■ **Work instructions**
Every line below should be given again without alteration.

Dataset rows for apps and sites
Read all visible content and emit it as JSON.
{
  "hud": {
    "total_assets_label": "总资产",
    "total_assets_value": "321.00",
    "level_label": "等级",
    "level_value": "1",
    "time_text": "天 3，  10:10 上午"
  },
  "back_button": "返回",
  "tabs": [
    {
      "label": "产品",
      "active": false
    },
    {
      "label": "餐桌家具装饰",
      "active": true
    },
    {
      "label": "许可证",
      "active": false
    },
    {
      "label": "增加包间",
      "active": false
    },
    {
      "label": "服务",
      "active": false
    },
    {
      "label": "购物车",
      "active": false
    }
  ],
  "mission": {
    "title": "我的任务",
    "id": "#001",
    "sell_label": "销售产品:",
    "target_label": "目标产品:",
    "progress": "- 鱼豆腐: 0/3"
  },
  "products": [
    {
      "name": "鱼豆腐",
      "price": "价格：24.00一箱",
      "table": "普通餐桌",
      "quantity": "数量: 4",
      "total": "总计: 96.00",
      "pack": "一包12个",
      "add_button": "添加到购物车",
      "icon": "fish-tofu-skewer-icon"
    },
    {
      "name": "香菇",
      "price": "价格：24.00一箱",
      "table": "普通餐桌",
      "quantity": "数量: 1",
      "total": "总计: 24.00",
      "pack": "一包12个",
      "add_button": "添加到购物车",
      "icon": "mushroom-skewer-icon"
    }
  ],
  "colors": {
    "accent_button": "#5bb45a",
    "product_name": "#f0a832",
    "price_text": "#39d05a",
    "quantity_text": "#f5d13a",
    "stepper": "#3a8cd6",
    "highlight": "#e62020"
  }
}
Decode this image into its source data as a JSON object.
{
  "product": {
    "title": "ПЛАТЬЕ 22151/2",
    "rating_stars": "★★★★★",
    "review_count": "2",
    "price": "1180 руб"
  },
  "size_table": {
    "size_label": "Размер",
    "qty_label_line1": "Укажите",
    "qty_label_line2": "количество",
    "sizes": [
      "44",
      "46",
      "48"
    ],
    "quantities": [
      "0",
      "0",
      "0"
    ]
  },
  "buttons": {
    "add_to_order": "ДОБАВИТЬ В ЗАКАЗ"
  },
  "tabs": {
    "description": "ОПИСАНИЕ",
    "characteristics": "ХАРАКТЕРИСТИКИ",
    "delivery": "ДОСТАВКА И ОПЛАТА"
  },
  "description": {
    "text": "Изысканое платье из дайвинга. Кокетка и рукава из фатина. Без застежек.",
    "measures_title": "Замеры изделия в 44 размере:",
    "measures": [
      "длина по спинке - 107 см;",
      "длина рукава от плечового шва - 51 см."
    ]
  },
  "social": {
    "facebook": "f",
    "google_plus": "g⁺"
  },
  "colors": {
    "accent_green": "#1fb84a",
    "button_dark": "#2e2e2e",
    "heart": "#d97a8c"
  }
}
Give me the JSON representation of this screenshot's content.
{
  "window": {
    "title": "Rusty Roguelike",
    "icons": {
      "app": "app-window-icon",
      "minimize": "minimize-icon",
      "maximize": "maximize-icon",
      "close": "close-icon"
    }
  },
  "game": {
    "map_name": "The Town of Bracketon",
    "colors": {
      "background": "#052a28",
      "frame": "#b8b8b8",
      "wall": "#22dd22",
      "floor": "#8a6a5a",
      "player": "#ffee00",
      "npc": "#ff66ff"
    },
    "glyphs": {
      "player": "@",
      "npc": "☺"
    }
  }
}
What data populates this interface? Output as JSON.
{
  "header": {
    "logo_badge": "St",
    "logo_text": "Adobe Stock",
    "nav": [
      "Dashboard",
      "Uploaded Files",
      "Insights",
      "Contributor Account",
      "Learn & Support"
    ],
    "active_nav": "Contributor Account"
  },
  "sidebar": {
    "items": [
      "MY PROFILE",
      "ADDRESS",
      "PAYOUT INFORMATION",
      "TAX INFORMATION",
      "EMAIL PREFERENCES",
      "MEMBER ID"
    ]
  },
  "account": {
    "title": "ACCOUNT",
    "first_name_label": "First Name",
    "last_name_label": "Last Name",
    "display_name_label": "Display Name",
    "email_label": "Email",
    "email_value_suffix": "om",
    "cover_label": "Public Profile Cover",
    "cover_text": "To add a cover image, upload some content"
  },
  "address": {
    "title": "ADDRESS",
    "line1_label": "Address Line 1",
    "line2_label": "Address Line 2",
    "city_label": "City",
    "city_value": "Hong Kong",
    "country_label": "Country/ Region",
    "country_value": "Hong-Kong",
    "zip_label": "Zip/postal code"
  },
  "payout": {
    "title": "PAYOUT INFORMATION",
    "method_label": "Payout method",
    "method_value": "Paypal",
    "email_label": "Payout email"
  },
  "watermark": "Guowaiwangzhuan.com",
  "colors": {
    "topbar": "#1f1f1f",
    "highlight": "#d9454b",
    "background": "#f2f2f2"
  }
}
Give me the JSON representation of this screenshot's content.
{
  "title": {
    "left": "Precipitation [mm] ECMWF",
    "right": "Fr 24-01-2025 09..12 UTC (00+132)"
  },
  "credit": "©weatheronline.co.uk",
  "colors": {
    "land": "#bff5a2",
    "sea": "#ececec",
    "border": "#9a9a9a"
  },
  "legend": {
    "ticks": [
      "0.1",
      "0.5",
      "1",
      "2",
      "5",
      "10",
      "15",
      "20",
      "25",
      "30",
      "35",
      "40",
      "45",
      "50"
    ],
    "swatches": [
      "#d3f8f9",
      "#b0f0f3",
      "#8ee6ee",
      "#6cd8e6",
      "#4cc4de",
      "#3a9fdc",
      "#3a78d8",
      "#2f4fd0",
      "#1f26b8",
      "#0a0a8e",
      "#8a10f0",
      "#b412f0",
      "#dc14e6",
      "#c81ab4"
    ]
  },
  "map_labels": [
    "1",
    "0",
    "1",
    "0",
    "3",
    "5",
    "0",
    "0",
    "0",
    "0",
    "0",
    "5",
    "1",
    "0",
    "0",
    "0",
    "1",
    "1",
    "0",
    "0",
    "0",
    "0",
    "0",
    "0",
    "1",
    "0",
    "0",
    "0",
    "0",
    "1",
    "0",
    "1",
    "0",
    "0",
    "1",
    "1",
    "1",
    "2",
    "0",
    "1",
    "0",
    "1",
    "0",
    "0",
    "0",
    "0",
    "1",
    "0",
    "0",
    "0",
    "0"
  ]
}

■ **The answer**
Read all visible content and emit it as JSON.
{
  "hud": {
    "total_assets_label": "总资产",
    "total_assets_value": "321.00",
    "level_label": "等级",
    "level_value": "1",
    "time_text": "天 3，  10:10 上午"
  },
  "back_button": "返回",
  "tabs": [
    {
      "label": "产品",
      "active": false
    },
    {
      "label": "餐桌家具装饰",
      "active": true
    },
    {
      "label": "许可证",
      "active": false
    },
    {
      "label": "增加包间",
      "active": false
    },
    {
      "label": "服务",
      "active": false
    },
    {
      "label": "购物车",
      "active": false
    }
  ],
  "mission": {
    "title": "我的任务",
    "id": "#001",
    "sell_label": "销售产品:",
    "target_label": "目标产品:",
    "progress": "- 鱼豆腐: 0/3"
  },
  "products": [
    {
      "name": "鱼豆腐",
      "price": "价格：24.00一箱",
      "table": "普通餐桌",
      "quantity": "数量: 4",
      "total": "总计: 96.00",
      "pack": "一包12个",
      "add_button": "添加到购物车",
      "icon": "fish-tofu-skewer-icon"
    },
    {
      "name": "香菇",
      "price": "价格：24.00一箱",
      "table": "普通餐桌",
      "quantity": "数量: 1",
      "total": "总计: 24.00",
      "pack": "一包12个",
      "add_button": "添加到购物车",
      "icon": "mushroom-skewer-icon"
    }
  ],
  "colors": {
    "accent_button": "#5bb45a",
    "product_name": "#f0a832",
    "price_text": "#39d05a",
    "quantity_text": "#f5d13a",
    "stepper": "#3a8cd6",
    "highlight": "#e62020"
  }
}
Decode this image into its source data as a JSON object.
{
  "product": {
    "title": "ПЛАТЬЕ 22151/2",
    "rating_stars": "★★★★★",
    "review_count": "2",
    "price": "1180 руб"
  },
  "size_table": {
    "size_label": "Размер",
    "qty_label_line1": "Укажите",
    "qty_label_line2": "количество",
    "sizes": [
      "44",
      "46",
      "48"
    ],
    "quantities": [
      "0",
      "0",
      "0"
    ]
  },
  "buttons": {
    "add_to_order": "ДОБАВИТЬ В ЗАКАЗ"
  },
  "tabs": {
    "description": "ОПИСАНИЕ",
    "characteristics": "ХАРАКТЕРИСТИКИ",
    "delivery": "ДОСТАВКА И ОПЛАТА"
  },
  "description": {
    "text": "Изысканое платье из дайвинга. Кокетка и рукава из фатина. Без застежек.",
    "measures_title": "Замеры изделия в 44 размере:",
    "measures": [
      "длина по спинке - 107 см;",
      "длина рукава от плечового шва - 51 см."
    ]
  },
  "social": {
    "facebook": "f",
    "google_plus": "g⁺"
  },
  "colors": {
    "accent_green": "#1fb84a",
    "button_dark": "#2e2e2e",
    "heart": "#d97a8c"
  }
}
Give me the JSON representation of this screenshot's content.
{
  "window": {
    "title": "Rusty Roguelike",
    "icons": {
      "app": "app-window-icon",
      "minimize": "minimize-icon",
      "maximize": "maximize-icon",
      "close": "close-icon"
    }
  },
  "game": {
    "map_name": "The Town of Bracketon",
    "colors": {
      "background": "#052a28",
      "frame": "#b8b8b8",
      "wall": "#22dd22",
      "floor": "#8a6a5a",
      "player": "#ffee00",
      "npc": "#ff66ff"
    },
    "glyphs": {
      "player": "@",
      "npc": "☺"
    }
  }
}
What data populates this interface? Output as JSON.
{
  "header": {
    "logo_badge": "St",
    "logo_text": "Adobe Stock",
    "nav": [
      "Dashboard",
      "Uploaded Files",
      "Insights",
      "Contributor Account",
      "Learn & Support"
    ],
    "active_nav": "Contributor Account"
  },
  "sidebar": {
    "items": [
      "MY PROFILE",
      "ADDRESS",
      "PAYOUT INFORMATION",
      "TAX INFORMATION",
      "EMAIL PREFERENCES",
      "MEMBER ID"
    ]
  },
  "account": {
    "title": "ACCOUNT",
    "first_name_label": "First Name",
    "last_name_label": "Last Name",
    "display_name_label": "Display Name",
    "email_label": "Email",
    "email_value_suffix": "om",
    "cover_label": "Public Profile Cover",
    "cover_text": "To add a cover image, upload some content"
  },
  "address": {
    "title": "ADDRESS",
    "line1_label": "Address Line 1",
    "line2_label": "Address Line 2",
    "city_label": "City",
    "city_value": "Hong Kong",
    "country_label": "Country/ Region",
    "country_value": "Hong-Kong",
    "zip_label": "Zip/postal code"
  },
  "payout": {
    "title": "PAYOUT INFORMATION",
    "method_label": "Payout method",
    "method_value": "Paypal",
    "email_label": "Payout email"
  },
  "watermark": "Guowaiwangzhuan.com",
  "colors": {
    "topbar": "#1f1f1f",
    "highlight": "#d9454b",
    "background": "#f2f2f2"
  }
}
Give me the JSON representation of this screenshot's content.
{
  "title": {
    "left": "Precipitation [mm] ECMWF",
    "right": "Fr 24-01-2025 09..12 UTC (00+132)"
  },
  "credit": "©weatheronline.co.uk",
  "colors": {
    "land": "#bff5a2",
    "sea": "#ececec",
    "border": "#9a9a9a"
  },
  "legend": {
    "ticks": [
      "0.1",
      "0.5",
      "1",
      "2",
      "5",
      "10",
      "15",
      "20",
      "25",
      "30",
      "35",
      "40",
      "45",
      "50"
    ],
    "swatches": [
      "#d3f8f9",
      "#b0f0f3",
      "#8ee6ee",
      "#6cd8e6",
      "#4cc4de",
      "#3a9fdc",
      "#3a78d8",
      "#2f4fd0",
      "#1f26b8",
      "#0a0a8e",
      "#8a10f0",
      "#b412f0",
      "#dc14e6",
      "#c81ab4"
    ]
  },
  "map_labels": [
    "1",
    "0",
    "1",
    "0",
    "3",
    "5",
    "0",
    "0",
    "0",
    "0",
    "0",
    "5",
    "1",
    "0",
    "0",
    "0",
    "1",
    "1",
    "0",
    "0",
    "0",
    "0",
    "0",
    "0",
    "1",
    "0",
    "0",
    "0",
    "0",
    "1",
    "0",
    "1",
    "0",
    "0",
    "1",
    "1",
    "1",
    "2",
    "0",
    "1",
    "0",
    "1",
    "0",
    "0",
    "0",
    "0",
    "1",
    "0",
    "0",
    "0",
    "0"
  ]
}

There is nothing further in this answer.